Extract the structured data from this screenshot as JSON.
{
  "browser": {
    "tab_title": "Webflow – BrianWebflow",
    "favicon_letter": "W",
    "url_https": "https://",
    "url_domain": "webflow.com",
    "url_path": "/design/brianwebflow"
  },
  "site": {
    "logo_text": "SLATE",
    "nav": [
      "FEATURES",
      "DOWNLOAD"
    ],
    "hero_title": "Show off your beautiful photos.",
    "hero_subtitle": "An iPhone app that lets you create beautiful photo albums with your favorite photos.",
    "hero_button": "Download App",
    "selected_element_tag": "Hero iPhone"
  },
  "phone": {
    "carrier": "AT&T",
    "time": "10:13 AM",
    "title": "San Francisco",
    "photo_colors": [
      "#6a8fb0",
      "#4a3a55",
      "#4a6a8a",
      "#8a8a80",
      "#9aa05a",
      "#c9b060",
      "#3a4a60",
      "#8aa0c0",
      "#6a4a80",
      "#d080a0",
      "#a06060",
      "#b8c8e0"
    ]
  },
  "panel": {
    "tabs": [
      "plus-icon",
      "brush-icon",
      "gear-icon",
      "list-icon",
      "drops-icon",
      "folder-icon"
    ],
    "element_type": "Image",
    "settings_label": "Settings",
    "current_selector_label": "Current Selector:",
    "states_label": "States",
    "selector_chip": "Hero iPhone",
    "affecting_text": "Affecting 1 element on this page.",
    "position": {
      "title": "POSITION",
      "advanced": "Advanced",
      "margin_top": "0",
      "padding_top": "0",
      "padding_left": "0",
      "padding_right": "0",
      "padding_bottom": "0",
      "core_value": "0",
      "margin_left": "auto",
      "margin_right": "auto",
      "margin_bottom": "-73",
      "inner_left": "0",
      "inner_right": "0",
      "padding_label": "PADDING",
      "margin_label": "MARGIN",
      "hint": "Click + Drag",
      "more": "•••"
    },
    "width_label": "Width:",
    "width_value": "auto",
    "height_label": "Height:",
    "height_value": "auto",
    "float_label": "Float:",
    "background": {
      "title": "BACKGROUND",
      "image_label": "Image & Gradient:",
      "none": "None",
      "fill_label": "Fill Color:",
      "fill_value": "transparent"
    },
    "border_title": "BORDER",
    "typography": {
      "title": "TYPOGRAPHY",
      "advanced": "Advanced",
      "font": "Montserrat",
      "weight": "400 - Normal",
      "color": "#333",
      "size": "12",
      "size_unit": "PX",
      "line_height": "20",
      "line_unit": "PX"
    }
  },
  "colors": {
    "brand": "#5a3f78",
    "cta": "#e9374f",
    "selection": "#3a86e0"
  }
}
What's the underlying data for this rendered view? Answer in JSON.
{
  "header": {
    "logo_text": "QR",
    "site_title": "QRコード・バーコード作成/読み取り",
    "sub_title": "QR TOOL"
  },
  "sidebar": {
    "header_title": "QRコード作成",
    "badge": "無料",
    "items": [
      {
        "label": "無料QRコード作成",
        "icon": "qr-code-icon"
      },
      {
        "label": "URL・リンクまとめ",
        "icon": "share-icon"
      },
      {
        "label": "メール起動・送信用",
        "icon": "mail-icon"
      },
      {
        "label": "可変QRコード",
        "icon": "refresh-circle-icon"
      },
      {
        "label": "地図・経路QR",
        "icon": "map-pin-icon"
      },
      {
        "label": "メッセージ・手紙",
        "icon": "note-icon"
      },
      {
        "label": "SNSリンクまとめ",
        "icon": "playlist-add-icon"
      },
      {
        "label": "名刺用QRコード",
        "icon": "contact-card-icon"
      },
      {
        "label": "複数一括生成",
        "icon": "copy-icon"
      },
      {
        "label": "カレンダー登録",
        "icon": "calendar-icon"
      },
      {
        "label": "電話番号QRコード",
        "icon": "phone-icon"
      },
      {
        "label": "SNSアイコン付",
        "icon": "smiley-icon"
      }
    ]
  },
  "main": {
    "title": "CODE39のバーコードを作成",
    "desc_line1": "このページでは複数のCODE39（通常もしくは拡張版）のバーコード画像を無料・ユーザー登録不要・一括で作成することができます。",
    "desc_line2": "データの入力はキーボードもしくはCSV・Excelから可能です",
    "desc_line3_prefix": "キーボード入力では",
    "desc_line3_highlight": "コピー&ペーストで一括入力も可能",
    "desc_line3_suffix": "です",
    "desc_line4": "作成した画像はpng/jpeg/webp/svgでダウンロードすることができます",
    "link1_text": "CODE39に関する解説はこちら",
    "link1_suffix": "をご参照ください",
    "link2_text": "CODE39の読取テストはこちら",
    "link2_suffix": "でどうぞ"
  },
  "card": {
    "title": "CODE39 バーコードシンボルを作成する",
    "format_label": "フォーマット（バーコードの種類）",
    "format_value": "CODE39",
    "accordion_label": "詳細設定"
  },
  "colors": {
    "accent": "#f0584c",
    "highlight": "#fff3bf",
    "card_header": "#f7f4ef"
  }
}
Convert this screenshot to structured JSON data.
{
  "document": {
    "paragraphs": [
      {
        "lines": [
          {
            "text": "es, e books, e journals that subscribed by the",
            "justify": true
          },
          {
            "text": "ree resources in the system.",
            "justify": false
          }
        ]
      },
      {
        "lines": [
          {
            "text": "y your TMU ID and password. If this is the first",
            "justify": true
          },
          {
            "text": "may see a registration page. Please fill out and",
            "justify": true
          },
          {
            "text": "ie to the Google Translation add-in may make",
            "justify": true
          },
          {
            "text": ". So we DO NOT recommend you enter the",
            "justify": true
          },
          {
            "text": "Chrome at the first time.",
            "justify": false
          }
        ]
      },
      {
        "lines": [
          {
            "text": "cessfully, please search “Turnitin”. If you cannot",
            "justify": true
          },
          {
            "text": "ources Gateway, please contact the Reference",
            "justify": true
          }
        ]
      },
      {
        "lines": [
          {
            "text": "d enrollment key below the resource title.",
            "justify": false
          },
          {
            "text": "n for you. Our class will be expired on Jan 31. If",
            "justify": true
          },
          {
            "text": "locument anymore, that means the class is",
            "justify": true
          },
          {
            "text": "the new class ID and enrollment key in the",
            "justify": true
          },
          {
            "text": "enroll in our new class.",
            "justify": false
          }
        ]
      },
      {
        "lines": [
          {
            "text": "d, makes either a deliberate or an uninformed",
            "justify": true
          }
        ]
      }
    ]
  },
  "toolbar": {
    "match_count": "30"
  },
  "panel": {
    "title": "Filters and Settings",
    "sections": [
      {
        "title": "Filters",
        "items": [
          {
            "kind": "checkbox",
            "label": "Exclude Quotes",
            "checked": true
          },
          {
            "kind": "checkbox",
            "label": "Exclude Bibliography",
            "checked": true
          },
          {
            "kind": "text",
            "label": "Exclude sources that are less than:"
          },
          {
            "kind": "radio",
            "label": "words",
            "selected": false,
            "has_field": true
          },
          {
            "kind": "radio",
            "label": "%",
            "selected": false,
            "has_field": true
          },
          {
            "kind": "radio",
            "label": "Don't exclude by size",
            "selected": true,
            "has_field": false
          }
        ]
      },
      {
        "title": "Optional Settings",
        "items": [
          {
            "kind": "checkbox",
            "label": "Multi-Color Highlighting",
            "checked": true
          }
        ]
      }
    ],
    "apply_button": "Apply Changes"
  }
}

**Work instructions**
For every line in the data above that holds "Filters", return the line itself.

**Task response**
    "title": "Filters and Settings",
        "title": "Filters",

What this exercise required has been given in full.